For example, a Health Product Declaration (or HPD) can help communicate the ways in which sustainable building practices were followed to customers and other stakeholders. It identifies sustainable elements in areas including architecture, design, manufacturing, and others, minimizing the use of products that may be unsafe or hazardous in the process.
Working with HPDs and Environmental Product Declarations (EPDs) in mind allows builders to match their planned materials with those deemed safe and sustainable. Think of it as a checklist from experts who have done their homework already, allowing the organization to embrace the principles of the circular economy without additional resources or expertise required.
Following HPDs and EPDs, of course, can also lead to public certifications such as LEED, communicating sustainable building practices to key stakeholders in the process.
5 Examples of Circular Construction in Action
The MacArthur Foundation report also includes several real-world examples of how embracing the circular economy has led to business benefits across the globe and in a variety of applications.
These examples are built on five models:

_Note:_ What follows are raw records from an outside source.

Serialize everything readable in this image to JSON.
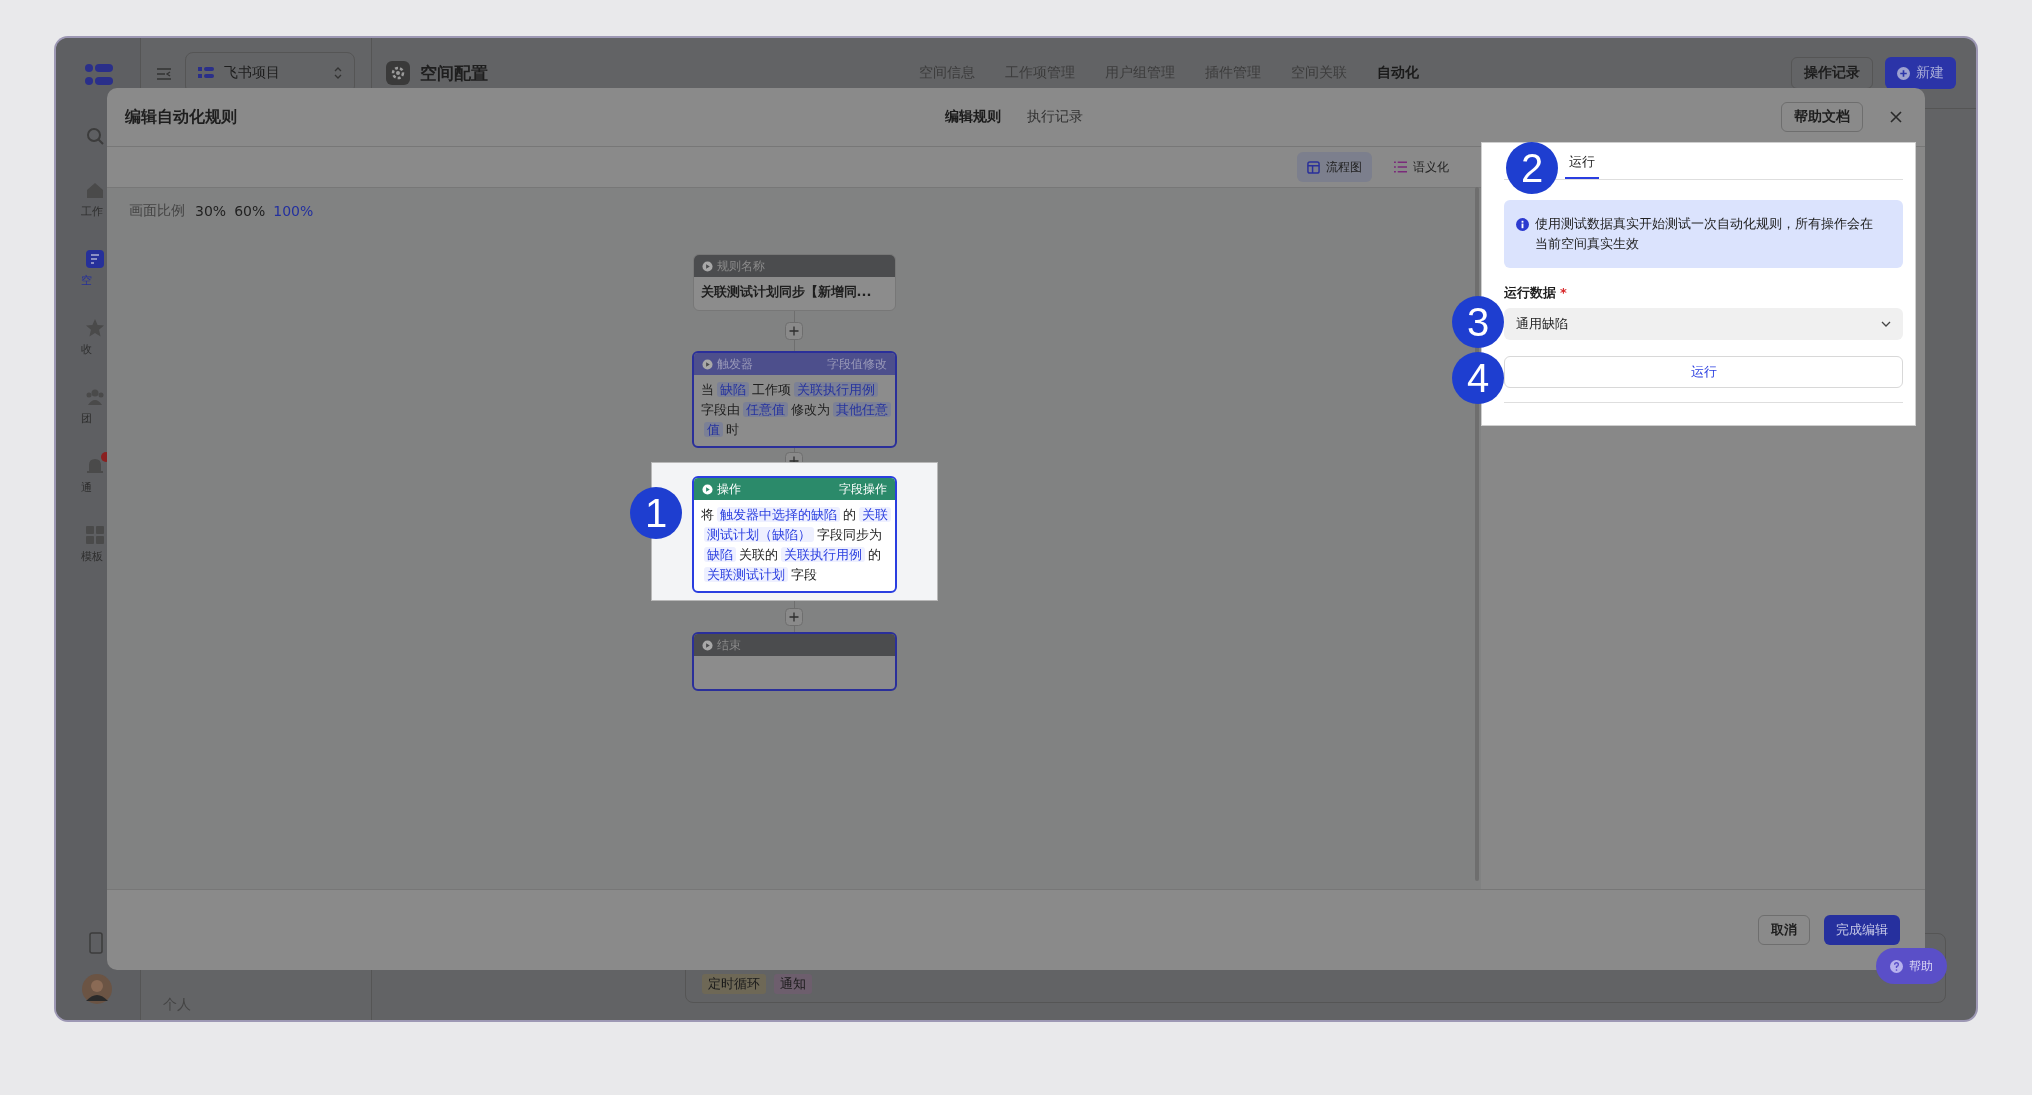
{
  "app": {
    "project": "飞书项目",
    "space_title": "空间配置",
    "nav": [
      {
        "label": "空间信息",
        "selected": false
      },
      {
        "label": "工作项管理",
        "selected": false
      },
      {
        "label": "用户组管理",
        "selected": false
      },
      {
        "label": "插件管理",
        "selected": false
      },
      {
        "label": "空间关联",
        "selected": false
      },
      {
        "label": "自动化",
        "selected": true
      }
    ],
    "history_button": "操作记录",
    "new_button": "新建",
    "rail": [
      {
        "kind": "home",
        "label": "工作",
        "selected": false,
        "badge": false
      },
      {
        "kind": "space",
        "label": "空",
        "selected": true,
        "badge": false
      },
      {
        "kind": "star",
        "label": "收",
        "selected": false,
        "badge": false
      },
      {
        "kind": "team",
        "label": "团",
        "selected": false,
        "badge": false
      },
      {
        "kind": "bell",
        "label": "通",
        "selected": false,
        "badge": true
      },
      {
        "kind": "grid",
        "label": "模板",
        "selected": false,
        "badge": false
      }
    ],
    "personal_label": "个人",
    "tags": [
      {
        "label": "定时循环",
        "color": "#6e6856"
      },
      {
        "label": "通知",
        "color": "#6d5e6d"
      }
    ]
  },
  "modal": {
    "title": "编辑自动化规则",
    "tabs": [
      {
        "label": "编辑规则",
        "selected": true
      },
      {
        "label": "执行记录",
        "selected": false
      }
    ],
    "help_button": "帮助文档",
    "view_modes": [
      {
        "kind": "flow",
        "label": "流程图",
        "selected": true
      },
      {
        "kind": "list",
        "label": "语义化",
        "selected": false
      }
    ],
    "zoom": {
      "label": "画面比例",
      "options": [
        {
          "label": "30%",
          "selected": false
        },
        {
          "label": "60%",
          "selected": false
        },
        {
          "label": "100%",
          "selected": true
        }
      ]
    },
    "flow": [
      {
        "kind": "name",
        "title": "规则名称",
        "highlighted": false,
        "body": [
          {
            "text": "关联测试计划同步【新增同...",
            "chip": false
          }
        ]
      },
      {
        "kind": "trigger",
        "title": "触发器",
        "subtitle": "字段值修改",
        "highlighted": false,
        "body": [
          {
            "text": "当",
            "chip": false
          },
          {
            "text": "缺陷",
            "chip": true
          },
          {
            "text": "工作项",
            "chip": false
          },
          {
            "text": "关联执行用例",
            "chip": true
          },
          {
            "text": "字段由",
            "chip": false
          },
          {
            "text": "任意值",
            "chip": true
          },
          {
            "text": "修改为",
            "chip": false
          },
          {
            "text": "其他任意值",
            "chip": true
          },
          {
            "text": "时",
            "chip": false
          }
        ]
      },
      {
        "kind": "action",
        "title": "操作",
        "subtitle": "字段操作",
        "highlighted": true,
        "body": [
          {
            "text": "将",
            "chip": false
          },
          {
            "text": "触发器中选择的缺陷",
            "chip": true
          },
          {
            "text": "的",
            "chip": false
          },
          {
            "text": "关联测试计划（缺陷）",
            "chip": true
          },
          {
            "text": "字段同步为",
            "chip": false
          },
          {
            "text": "缺陷",
            "chip": true
          },
          {
            "text": "关联的",
            "chip": false
          },
          {
            "text": "关联执行用例",
            "chip": true
          },
          {
            "text": "的",
            "chip": false
          },
          {
            "text": "关联测试计划",
            "chip": true
          },
          {
            "text": "字段",
            "chip": false
          }
        ]
      },
      {
        "kind": "end",
        "title": "结束",
        "highlighted": false
      }
    ],
    "panel": {
      "tabs": [
        {
          "label": "运行",
          "selected": true
        }
      ],
      "notice": "使用测试数据真实开始测试一次自动化规则，所有操作会在当前空间真实生效",
      "field_label": "运行数据",
      "required_mark": "*",
      "select_value": "通用缺陷",
      "run_button": "运行"
    },
    "footer": {
      "cancel": "取消",
      "done": "完成编辑"
    }
  },
  "help_fab": "帮助",
  "markers": [
    "1",
    "2",
    "3",
    "4"
  ]
}
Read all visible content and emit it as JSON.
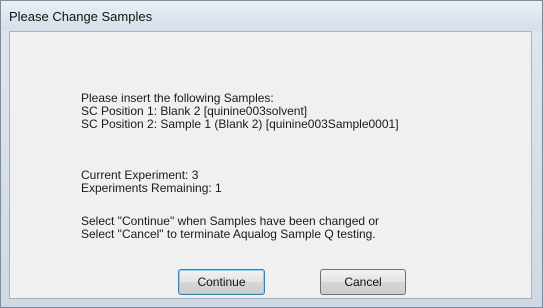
{
  "window": {
    "title": "Please Change Samples"
  },
  "message": {
    "intro": "Please insert the following Samples:",
    "position1": "SC Position 1: Blank 2 [quinine003solvent]",
    "position2": "SC Position 2: Sample 1 (Blank 2) [quinine003Sample0001]",
    "current_experiment": "Current Experiment: 3",
    "experiments_remaining": "Experiments Remaining: 1",
    "instruction_continue": "Select \"Continue\" when Samples have been changed  or",
    "instruction_cancel": "Select \"Cancel\" to terminate Aqualog Sample Q testing."
  },
  "buttons": {
    "continue_label": "Continue",
    "cancel_label": "Cancel"
  }
}
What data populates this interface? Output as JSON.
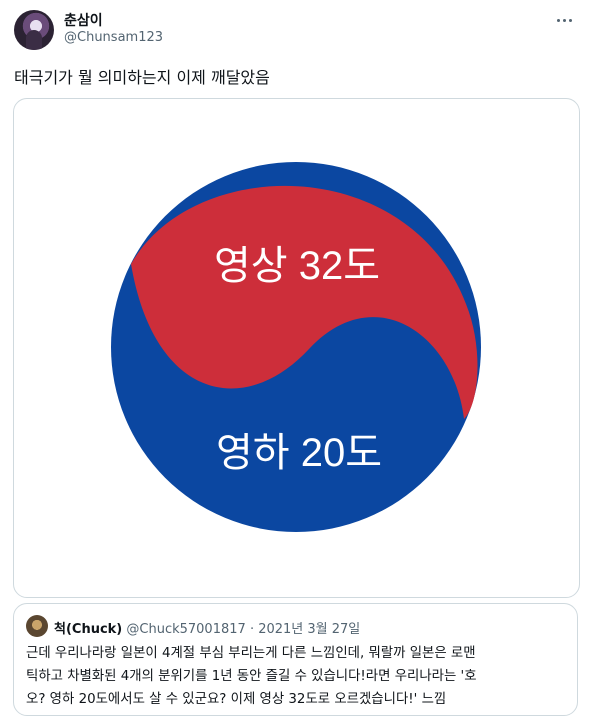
{
  "author": {
    "display_name": "춘삼이",
    "handle": "@Chunsam123"
  },
  "tweet": {
    "text": "태극기가 뭘 의미하는지 이제 깨달았음"
  },
  "image": {
    "top_label": "영상 32도",
    "bottom_label": "영하 20도",
    "colors": {
      "red": "#cd2e3a",
      "blue": "#0b47a1"
    }
  },
  "quote": {
    "display_name": "척(Chuck)",
    "handle": "@Chuck57001817",
    "separator": "·",
    "date": "2021년 3월 27일",
    "text": "근데 우리나라랑 일본이 4계절 부심 부리는게 다른 느낌인데, 뭐랄까 일본은 로맨\n틱하고 차별화된 4개의 분위기를 1년 동안 즐길 수 있습니다!라면 우리나라는 '호\n오? 영하 20도에서도 살 수 있군요? 이제 영상 32도로 오르겠습니다!' 느낌"
  }
}
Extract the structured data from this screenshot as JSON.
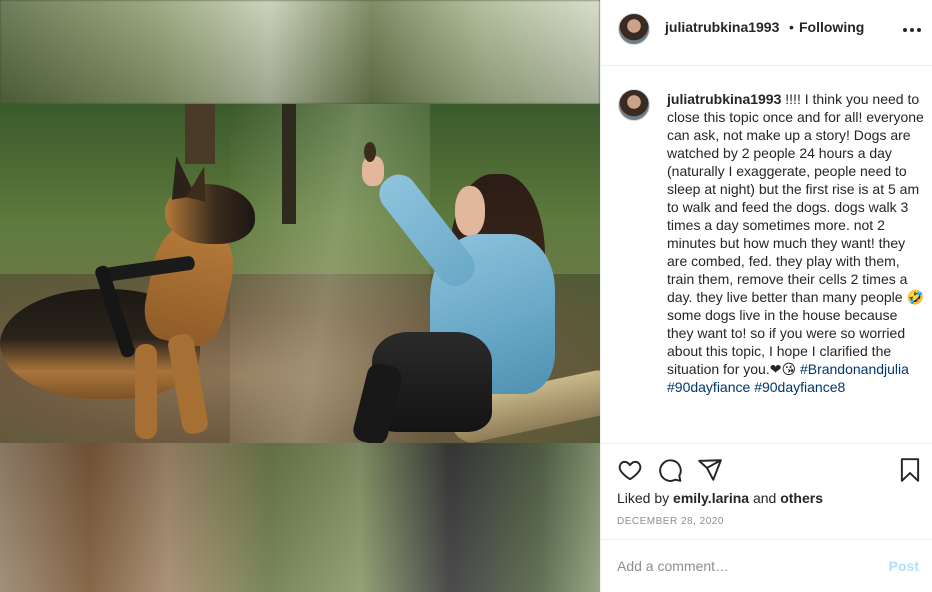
{
  "post": {
    "username": "juliatrubkina1993",
    "follow_separator": "•",
    "follow_status": "Following",
    "more_options": "more-icon"
  },
  "caption": {
    "username": "juliatrubkina1993",
    "text_line1": " !!!! I think you need to close this topic once and for all! everyone can ask, not make up a story! Dogs are watched by 2 people 24 hours a day (naturally I exaggerate, people need to sleep at night) but the first rise is at 5 am to walk and feed the dogs. dogs walk 3 times a day sometimes more. not 2 minutes but how much they want! they are combed, fed. they play with them, train them, remove their cells 2 times a day. they live better than many people ",
    "emoji_1": "🤣",
    "text_line2": " some dogs live in the house because they want to! so if you were so worried about this topic, I hope I clarified the situation for you.",
    "emoji_2": "❤😘",
    "hashtags": [
      "#Brandonandjulia",
      "#90dayfiance",
      "#90dayfiance8"
    ]
  },
  "actions": {
    "like_icon": "heart-icon",
    "comment_icon": "comment-icon",
    "share_icon": "share-icon",
    "save_icon": "bookmark-icon"
  },
  "likes": {
    "prefix": "Liked by ",
    "user": "emily.larina",
    "middle": " and ",
    "others": "others"
  },
  "date": "DECEMBER 28, 2020",
  "add_comment": {
    "placeholder": "Add a comment…",
    "post_label": "Post",
    "post_color": "#b2dffc"
  },
  "colors": {
    "text": "#262626",
    "secondary": "#8e8e8e",
    "hashtag": "#00376b",
    "border": "#efefef"
  }
}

- Flexible Spaces, building on co-working trends by listing unoccupied spaces online for short-term tenants. In a test office space in Milan, this concept brought in 18% of the net lease cost in additional revenue.
- Adaptable Assets, which are buildings that can adopt more than one use during their lifetime through streamlined retrofitting. A residential development test in Denmark found that embracing this approach increased its internal rate of return by 3% over 50 years.
- Relocatable Buildings, moving across several unused locations thanks to modular design and highly durable materials. A study in Amsterdam estimated that this approach could create an internal rate of return of up to 26% over 11 years.
- Residual Value, creating futures contracts for leftover materials at the end of a building’s life cycle. Tested on a retail fit-out in Berlin, this model reduced the whole life cost of ownership by more than 5% across ten years, with the reduction of waste a pleasant side effect.
- Performance Procurement, which takes the concept of product-as-a-service to the building level in which construction clients and tenants buy subscriptions for services rather than using their capital expenditures. In a test in London, the internal rate of return increased by 3% over 30 years.
Yes, sustainability is still considered a feel-good approach in many circles. But, as highlighted through these real-world examples of the circular economy, it can lead to significant benefits as well. Embracing the approach, and investing in products like Gridd® low-profile raised flooring that support minimal waste and models like the Adaptable Assets example above, can help transform facilities for the lifecycle of a building and beyond. In the instance of Gridd, the floor may be easily reconfigured an infinite number of times, and even picked up to move with a business to another room, building, or state.
It’s time for sustainability to become more than just a “green” opportunity. Within the circular economy, it might just be the engine that drives organizations forward.